A really interesting story about the British entanglement in Sudan and Egypt, how it blew up in their faces, and who the key personalities were that played a role in the mess. Well told and enjoyable. A part of history that has ramifications to this day, but about which I knew very little before picking up this audiobook. Worth checking out.

Listened to the unabridged audiobook on
Grady Hendrix
Sep 30, 2008 rated it really liked it  ·  review of another edition
Research for a piece, but reading about the insane British plans for the Sudan in the 19th century, as well as the raving, foaming-at-the-mouth abolitionist Chinese Gordon makes you cheer on the rampaging mobs of half-naked, poorly armed, homicidal maniacs fighting for Islam as they kill as many of the white man as possible. Both sides got what they deserved, and crocodiles ate the survivors.
Jan 18, 2012 rated it liked it  ·  review of another edition
Egypt, the Sudan and Britain 1869-1899. Corrupt pashas, the Mahdi. Chinese Gordon et al. Didn't know too much about the place and time before. Know a little more now. Like most histories, not many people come out of this looking very good. Rated PG for some war violence. 3/5
Jun 21, 2009 rated it it was ok  ·  review of another edition
I tried, but couldn't get more than 100 pgs into it. I was hoping for a less dry and more well-rounded telling.
Jared Nuzzolillo
Loved it, no idea why people say that it's dry. Maybe it just hit a sweet spot for me: abolitionists, geopolitics, political islam and the history of jihad.
Raegan Butcher
This was interesting.
I am actually listening to this, as a book on tape more from the reading list for the upcoming Sudan trip
Having read several fairly dry histories recently, I gave up on this one. There was just too much military history for my taste.
I learned a great deal about the 19th century history of Epypt and the Sudan that is helpful to understanding current politics in the region.
Feb 25, 2010 rated it it was ok  ·  review of another edition
Had a terrible time getting into this one.
« previous 1 3 4 5 6 7 next »
There are no discussion topics on this book yet. Be the first to start one »
  • Bloody Foreigners: The Story of Immigration to Britain
  • The Great Mutiny: India 1857
  • Queen Victoria's Little Wars
  • The Scramble for Africa: The White Man's Conquest of the Dark Continent from 1876 to 1912
  • The French Intifada: The Long War Between France and Its Arabs
  • The New Threat From Islamic Militancy
  • The Tears of the Rajas: Mutiny, Money and Marriage in India 1805-1905
  • Khartoum: The Ultimate Imperial Adventure
  • Red Nile: A Biography of the World's Greatest River
  • The White Nile
  • July Crisis: The World's Descent into War, Summer 1914
  • The Spanish Armada
  • The Reason Why: The Story of the Fatal Charge of the Light Brigade
  • Unfinished Empire: The Global Expansion of Britain
  • Age of Betrayal: The Triumph of Money in America, 1865-1900
  • Kipling: A Selection of His Stories and Poems Volume I (1 of 2)
  • The Story of the Malakand Field Force
  • The Transformation of the World: A Global History of the Nineteenth Century
British writer and musician (b. 1970)

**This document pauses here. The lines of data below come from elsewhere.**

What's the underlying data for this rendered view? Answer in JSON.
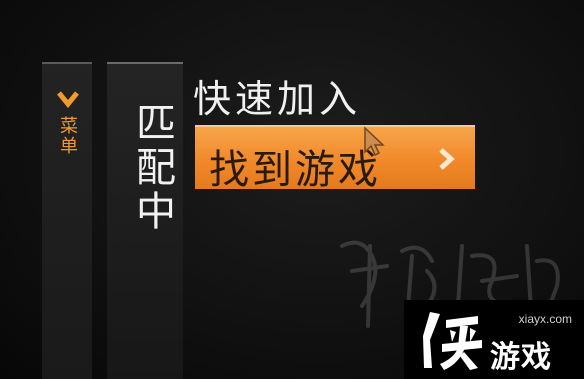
{
  "menu": {
    "label": "菜单",
    "icon": "chevron-down-icon",
    "accent": "#f39a2a"
  },
  "status": {
    "label": "匹配中"
  },
  "quick_join": {
    "title": "快速加入",
    "find_game_label": "找到游戏",
    "button_color": "#f1892a",
    "arrow_icon": "chevron-right-icon"
  },
  "watermark": {
    "url": "xiayx.com",
    "logo_text": "侠",
    "name": "游戏",
    "script_text": "游侠网"
  }
}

Librarian note:
There is more than one author in the GoodReads database with this name
More about Dominic Green...

Nonfiction Deals

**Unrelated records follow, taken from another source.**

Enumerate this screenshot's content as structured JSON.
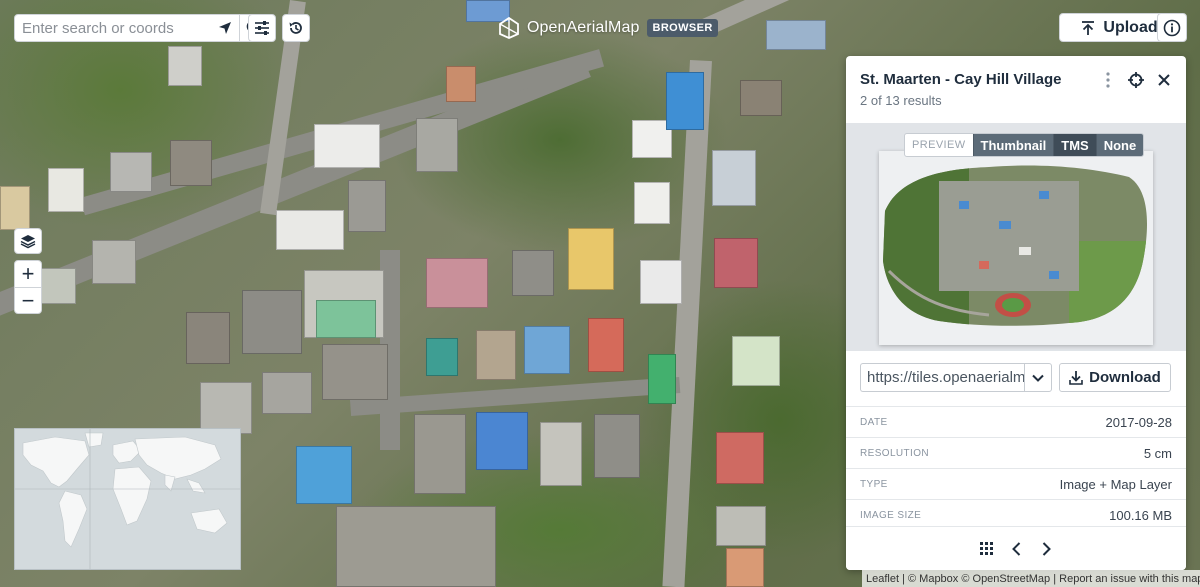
{
  "app": {
    "name": "OpenAerialMap",
    "badge": "BROWSER"
  },
  "search": {
    "placeholder": "Enter search or coords",
    "value": ""
  },
  "toolbar": {
    "locate_icon": "location-arrow-icon",
    "search_icon": "search-icon",
    "filter_icon": "sliders-icon",
    "history_icon": "history-icon"
  },
  "header": {
    "upload_label": "Upload",
    "info_icon": "info-icon"
  },
  "map_controls": {
    "layers_icon": "layers-icon",
    "zoom_in": "+",
    "zoom_out": "−"
  },
  "panel": {
    "title": "St. Maarten - Cay Hill Village",
    "subtitle": "2 of 13 results",
    "preview": {
      "label": "PREVIEW",
      "options": [
        "Thumbnail",
        "TMS",
        "None"
      ],
      "selected": "TMS"
    },
    "url_value": "https://tiles.openaerialmap.org",
    "download_label": "Download",
    "meta": [
      {
        "key": "DATE",
        "value": "2017-09-28"
      },
      {
        "key": "RESOLUTION",
        "value": "5 cm"
      },
      {
        "key": "TYPE",
        "value": "Image + Map Layer"
      },
      {
        "key": "IMAGE SIZE",
        "value": "100.16 MB"
      }
    ]
  },
  "attribution": "Leaflet | © Mapbox © OpenStreetMap | Report an issue with this map",
  "colors": {
    "accent": "#1f2d3d",
    "badge": "#4c5b6a",
    "toggle_active": "#3f4c58",
    "toggle": "#5c6b78"
  }
}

  • Death by Living: Life Is Meant to Be Spent
    $4.99 $1.99
  • Sometimes You Win--Sometimes You Learn: Life's Greatest Lessons Are Gained from Our Losses
    $9.99 $1.99
  • The Rise of Superman: Decoding the Science of Ultimate Human Performance
    $5.99 $1.99
  • The Long Tail: Why the Future Is Selling Less of More
    $9.99 $2.99
  • The Black Count: Glory, Revolution, Betrayal, and the Real Count of Monte Cristo
    $11.99 $1.99
  • Quantum Healing (Revised and Updated): Exploring the Frontiers of Mind/Body Medicine
    $12.99 $1.99
  • Elephant Company: The Inspiring Story of an Unlikely Hero and the Animals Who Helped Him Save Lives in World War II
    $15.99 $1.99
  • Prince Charles: The Passions and Paradoxes of an Improbable Life
    $13.99 $2.99
  • Funny In Farsi: A Memoir Of Growing Up Iranian In America
    $7.99 $1.99
  • Effortless Healing: 9 Simple Ways to Sidestep Illness, Shed Excess Weight, and Help Your Body Fix Itself
    $11.99 $1.99
  • The Case for Faith: A Journalist Investigates the Toughest Objections to Christianity
    $5.99 $2.99